I saw British Sea Power once before. It was Reading 2003 and I'd just seen the Yeah Yeah Yeahs play second top of the bill on the NME stage. YYYs drummer, Brian Chase, told me later that was one of only two shows where they'd just come off stage and wanted to cry. For me it was the first time I saw them and though it was chaotic, detached, squashed and sweaty, I thought it was amazing. I had no desire to see Metallica or the Music, so wandered into the Carling Tent and British Sea Power were there with foliage on the stage, a big cult following and tunes that swept me away and had me grinning all thee way back to the campsite.
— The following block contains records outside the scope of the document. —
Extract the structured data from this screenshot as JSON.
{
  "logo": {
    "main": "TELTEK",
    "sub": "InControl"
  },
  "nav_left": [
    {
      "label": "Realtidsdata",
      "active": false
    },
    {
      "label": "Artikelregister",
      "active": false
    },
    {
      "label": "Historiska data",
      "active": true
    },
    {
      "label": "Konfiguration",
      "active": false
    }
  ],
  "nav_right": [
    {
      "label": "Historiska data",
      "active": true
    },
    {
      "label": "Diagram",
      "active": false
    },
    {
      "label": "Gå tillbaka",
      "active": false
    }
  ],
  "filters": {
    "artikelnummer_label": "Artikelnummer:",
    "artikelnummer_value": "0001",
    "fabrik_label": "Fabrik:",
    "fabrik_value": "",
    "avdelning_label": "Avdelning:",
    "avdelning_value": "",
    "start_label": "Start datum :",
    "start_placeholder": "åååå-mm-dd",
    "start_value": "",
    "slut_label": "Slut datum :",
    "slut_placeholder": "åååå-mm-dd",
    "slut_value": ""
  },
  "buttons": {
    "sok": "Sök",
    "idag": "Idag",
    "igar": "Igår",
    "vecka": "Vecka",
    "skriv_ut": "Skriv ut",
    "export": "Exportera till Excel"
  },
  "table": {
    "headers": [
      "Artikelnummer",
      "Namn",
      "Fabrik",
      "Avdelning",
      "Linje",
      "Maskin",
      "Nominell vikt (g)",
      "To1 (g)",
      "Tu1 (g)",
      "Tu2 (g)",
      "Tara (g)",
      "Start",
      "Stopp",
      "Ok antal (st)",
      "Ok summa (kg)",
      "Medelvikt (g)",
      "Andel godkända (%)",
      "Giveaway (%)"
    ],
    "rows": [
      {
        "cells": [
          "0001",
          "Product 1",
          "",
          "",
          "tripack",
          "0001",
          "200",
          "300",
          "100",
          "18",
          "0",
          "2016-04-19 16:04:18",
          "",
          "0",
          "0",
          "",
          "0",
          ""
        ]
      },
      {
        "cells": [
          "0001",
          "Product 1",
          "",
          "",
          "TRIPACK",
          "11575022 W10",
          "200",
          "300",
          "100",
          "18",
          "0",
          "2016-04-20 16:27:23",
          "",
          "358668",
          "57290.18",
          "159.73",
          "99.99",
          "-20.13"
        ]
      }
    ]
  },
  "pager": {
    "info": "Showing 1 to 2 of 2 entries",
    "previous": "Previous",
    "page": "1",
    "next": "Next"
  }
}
Three years later and I saw them again, this time playing the Camden Barfly (where The Low Miffs are playing FRIDAY 15TH!), a crazily small venue for a band with as large and dedicated a following as British Sea Power. I was only there because my boyfriend is a superfan and I thought it had the potential to be a memorable gig. Memorable it was. The merch desk was not your average £18 over-sized fruit of the loom T-shirts, no way. Staffed by a tall woman wearing an early 20th century bathing suit and swim cap, it sold soaps and hair wax (named Brilliantine Mortality after a lyric in one of their songs). Biscuits were also on offer. How excellent. The band played an exhilerating set with hits off their albums The Decline of British Sea Power and Open Season, rare B-sides and some new songs. I was amazed at their intensity and, dare I say, eccentricity. Singer, Yan, wore a black tunic and white trousers with gold trim at the bottom, looking somewhere between a pashmina'd out gap-year student and a crazed Monk. On the right was Noble, who took to the stage in thick winter socks and a frilly shirt, a strange and electric connection present between them both for the whole set. The set concluded in an insane meltdown, guitars were flying, bodies were flying, one of the support band's players took to the stage in a cape and played his trumpet. There was total chaos.
The crowd were ecstatic and jumped around more than at any other gig I've been to recently. It's sometimes strange going to see a band and everyone else is a bigger fan than you, but it really helps to understand that passion and I'm sure I'll be doing a lot more listening to BSP in the coming months. Photos coming soon.
BSP are amazing live. Weird and amazing perhaps, but a great joy to see!
They happily bombarded us with tulip bulbs when we saw them last year...
Why aren't British Sea Power my favourite band already?
i am ignorant.